Patients are suing doctors up to 50 years after they received treatment, a survey has found.
Doctors need to keep good records
The Medical Defence Union (MDU) found that in the past 15 years, 557 doctors had been involved in negligence claims with a delay of at least 20 years.
In one cases the estate of a doctor who had died was sued 53 years after the treatment in question.
This claim was discontinued and of the 557 claims made late, only 8% led to
compensation being paid out.
However, the MDU said it had paid out more than £3 million in compensation to patients making delayed claims.
In one case a pay-out of £867,000 was awarded to a patient who suffered brain damage following a delay in diagnosing meningitis in the 1950s.
Good records important
Dr John Williamson, MDU senior medical claims handler, said the cases
highlighted the need for doctors to keep good records and have them to hand for as long as possible.
"This analysis shows that while doctors being sued for treatment or advice
they gave 30 or 40 years previously is not the norm, it is by no means unique.
"Above all, this analysis illustrates the importance of doctors keeping good
records - not only as part of good patient care, but because it can help in the
event of a claim.
"Receiving a negligence claim is distressing enough for doctors, but to try
to remember a case you were involved in 20, 30 or 40 years ago can add to the worry, particularly as most doctors will have seen thousands of patients in the intervening years."
Dr Williamson said as a rule there was a limit of three years from the time a
patient was aware of an injury for a claim to be made.
But he added: "This rule only applies to competent adult claimants.
"Children with cerebral palsy after delivery, neurological damage following

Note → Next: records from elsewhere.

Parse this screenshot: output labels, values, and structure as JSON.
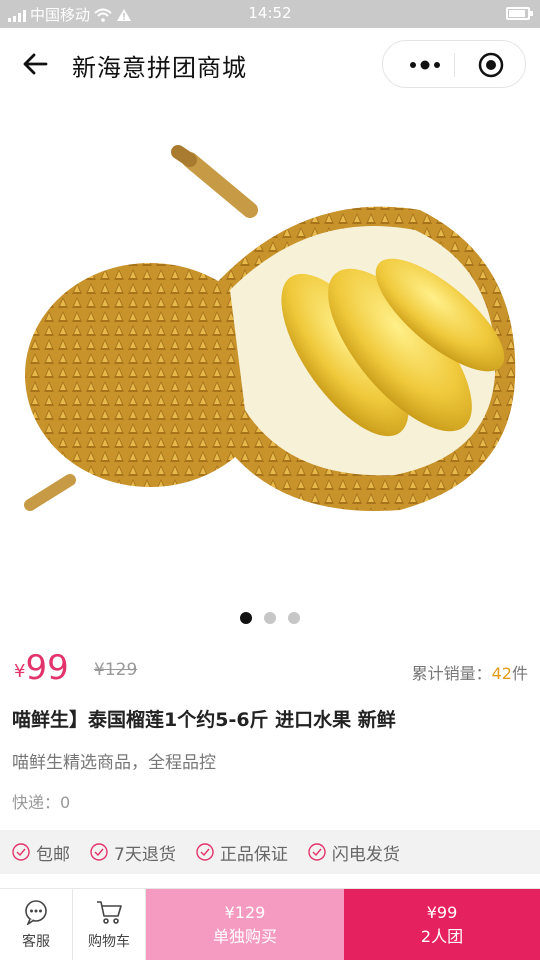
{
  "status_bar": {
    "carrier": "中国移动",
    "time": "14:52",
    "battery_level": 0.9
  },
  "nav": {
    "title": "新海意拼团商城"
  },
  "gallery": {
    "image_icon": "durian-image",
    "dots": 3,
    "active_index": 0
  },
  "price": {
    "currency": "¥",
    "current": "99",
    "original": "¥129",
    "sold_label": "累计销量：",
    "sold_count": "42",
    "sold_unit": "件"
  },
  "product": {
    "title": "喵鲜生】泰国榴莲1个约5-6斤 进口水果 新鲜",
    "subtitle": "喵鲜生精选商品，全程品控",
    "shipping": "快递：0"
  },
  "assurances": [
    "包邮",
    "7天退货",
    "正品保证",
    "闪电发货"
  ],
  "bottom": {
    "service_label": "客服",
    "cart_label": "购物车",
    "solo_price": "¥129",
    "solo_label": "单独购买",
    "group_price": "¥99",
    "group_label": "2人团"
  },
  "colors": {
    "accent": "#e3336b",
    "group_button": "#e6215f",
    "solo_button": "#f59ac0",
    "sold_count": "#e39b1b"
  }
}
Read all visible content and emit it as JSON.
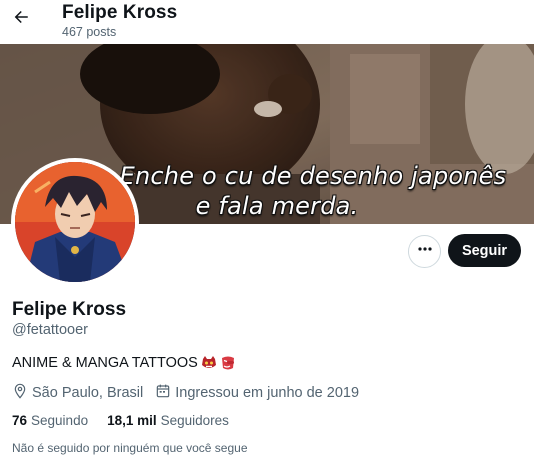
{
  "header": {
    "title": "Felipe Kross",
    "posts_count": "467 posts",
    "back_icon": "arrow-left-icon"
  },
  "banner": {
    "caption_line1": "Enche o cu de desenho japonês",
    "caption_line2": "e fala merda."
  },
  "profile": {
    "display_name": "Felipe Kross",
    "handle": "@fetattooer",
    "bio": "ANIME & MANGA TATTOOS",
    "bio_emojis": [
      "oni-mask-emoji",
      "japanese-goblin-emoji"
    ],
    "location": "São Paulo, Brasil",
    "joined": "Ingressou em junho de 2019",
    "following_count": "76",
    "following_label": "Seguindo",
    "followers_count": "18,1 mil",
    "followers_label": "Seguidores",
    "not_followed_text": "Não é seguido por ninguém que você segue"
  },
  "actions": {
    "more_icon": "more-horizontal-icon",
    "follow_label": "Seguir"
  },
  "colors": {
    "text_primary": "#0f1419",
    "text_secondary": "#536471",
    "button_dark": "#0f1419",
    "border": "#cfd9de"
  }
}
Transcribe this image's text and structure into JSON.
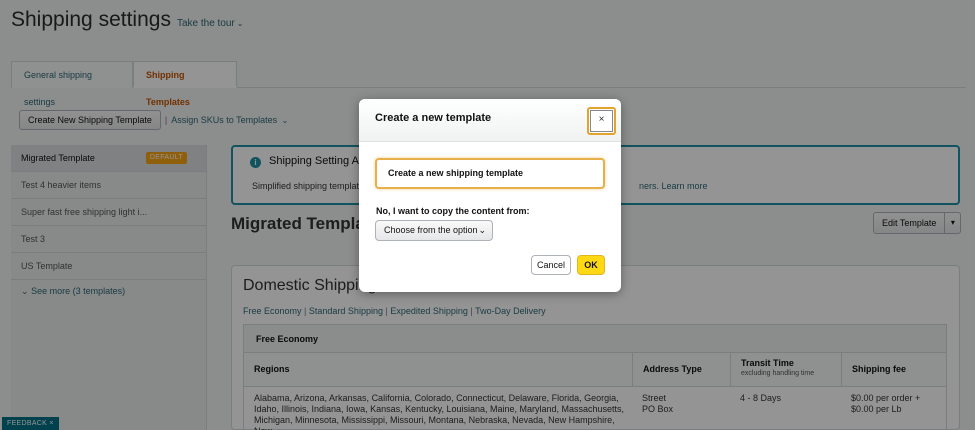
{
  "header": {
    "title": "Shipping settings",
    "tour_link": "Take the tour"
  },
  "tabs": [
    {
      "label": "General shipping settings"
    },
    {
      "label": "Shipping Templates"
    }
  ],
  "actions": {
    "create_button": "Create New Shipping Template",
    "separator": "|",
    "assign_link": "Assign SKUs to Templates"
  },
  "sidebar": {
    "items": [
      {
        "label": "Migrated Template",
        "badge": "DEFAULT"
      },
      {
        "label": "Test 4 heavier items"
      },
      {
        "label": "Super fast free shipping light i..."
      },
      {
        "label": "Test 3"
      },
      {
        "label": "US Template"
      }
    ],
    "see_more": "See more (3 templates)"
  },
  "info": {
    "title": "Shipping Setting Au",
    "text": "Simplified shipping template",
    "text_tail": "ners.",
    "learn_more": "Learn more"
  },
  "main": {
    "section_title": "Migrated Templat",
    "edit_button": "Edit Template"
  },
  "domestic": {
    "title": "Domestic Shipping",
    "links": [
      "Free Economy",
      "Standard Shipping",
      "Expedited Shipping",
      "Two-Day Delivery"
    ],
    "link_separator": "|",
    "table": {
      "group_title": "Free Economy",
      "headers": {
        "regions": "Regions",
        "address_type": "Address Type",
        "transit_time": "Transit Time",
        "transit_note": "excluding handling time",
        "shipping_fee": "Shipping fee"
      },
      "row": {
        "regions_line1": "Alabama, Arizona, Arkansas, California, Colorado, Connecticut, Delaware, Florida, Georgia,",
        "regions_line2": "Idaho, Illinois, Indiana, Iowa, Kansas, Kentucky, Louisiana, Maine, Maryland, Massachusetts,",
        "regions_line3": "Michigan, Minnesota, Mississippi, Missouri, Montana, Nebraska, Nevada, New Hampshire, New",
        "address_line1": "Street",
        "address_line2": "PO Box",
        "transit": "4 - 8 Days",
        "fee_line1": "$0.00 per order +",
        "fee_line2": "$0.00 per Lb"
      }
    }
  },
  "feedback": {
    "label": "FEEDBACK",
    "close": "×"
  },
  "modal": {
    "title": "Create a new template",
    "close": "×",
    "input_value": "Create a new shipping template",
    "copy_label": "No, I want to copy the content from:",
    "select_value": "Choose from the option",
    "cancel": "Cancel",
    "ok": "OK"
  },
  "colors": {
    "accent": "#1e8fa3",
    "link": "#2d6775",
    "ok_button": "#ffd814",
    "badge": "#f6a416",
    "active_tab": "#c45500"
  }
}
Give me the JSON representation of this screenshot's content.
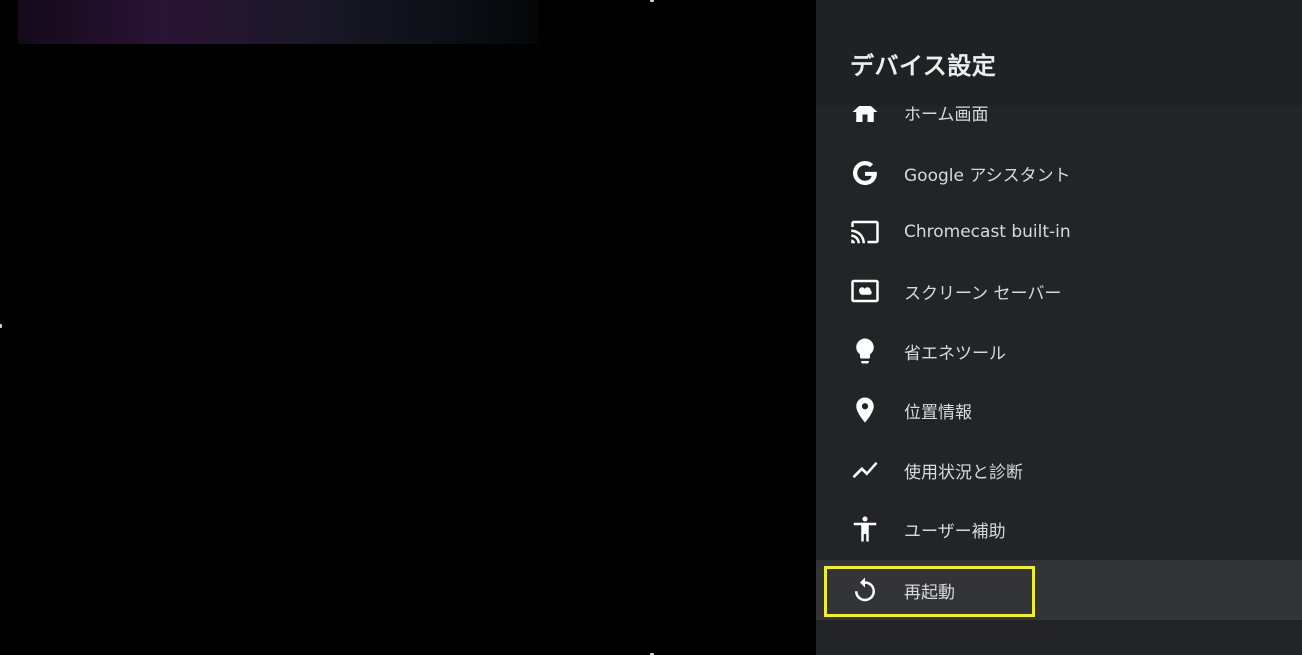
{
  "panel": {
    "title": "デバイス設定"
  },
  "menu": {
    "items": [
      {
        "label": "ホーム画面",
        "icon": "home-icon"
      },
      {
        "label": "Google アシスタント",
        "icon": "google-g-icon"
      },
      {
        "label": "Chromecast built-in",
        "icon": "cast-icon"
      },
      {
        "label": "スクリーン セーバー",
        "icon": "screensaver-icon"
      },
      {
        "label": "省エネツール",
        "icon": "lightbulb-icon"
      },
      {
        "label": "位置情報",
        "icon": "location-pin-icon"
      },
      {
        "label": "使用状況と診断",
        "icon": "trending-line-icon"
      },
      {
        "label": "ユーザー補助",
        "icon": "accessibility-icon"
      },
      {
        "label": "再起動",
        "icon": "restart-icon"
      }
    ],
    "selected_index": 8
  },
  "colors": {
    "panel_bg": "#202124",
    "list_bg": "#232427",
    "selected_bg": "#333438",
    "highlight": "#f5f500",
    "text": "#d9d9d9"
  }
}
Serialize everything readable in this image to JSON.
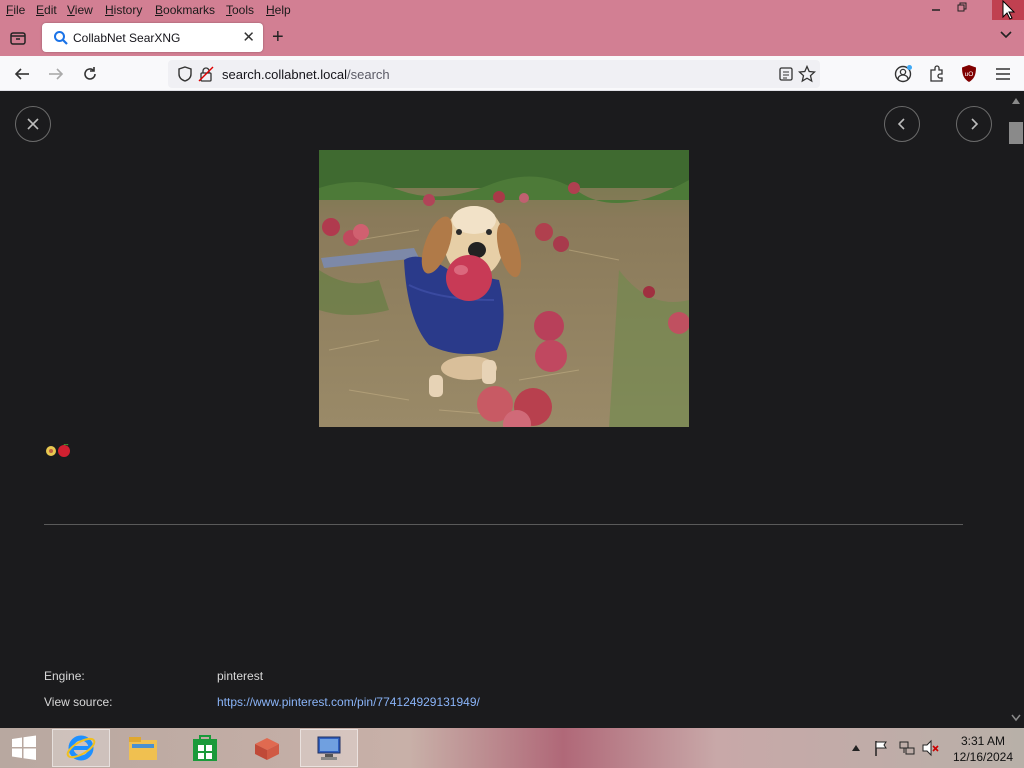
{
  "menu": {
    "items": [
      "File",
      "Edit",
      "View",
      "History",
      "Bookmarks",
      "Tools",
      "Help"
    ]
  },
  "tab": {
    "title": "CollabNet SearXNG"
  },
  "address": {
    "host": "search.collabnet.local",
    "path": "/search"
  },
  "detail": {
    "engine_label": "Engine:",
    "engine_value": "pinterest",
    "source_label": "View source:",
    "source_url": "https://www.pinterest.com/pin/774124929131949/"
  },
  "taskbar": {
    "time": "3:31 AM",
    "date": "12/16/2024"
  },
  "colors": {
    "chrome": "#d27f93",
    "content_bg": "#1b1b1d",
    "link": "#8ab4f8"
  }
}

meningitis or other brain-injured patients do not have such time limits on their
claims while they are alive."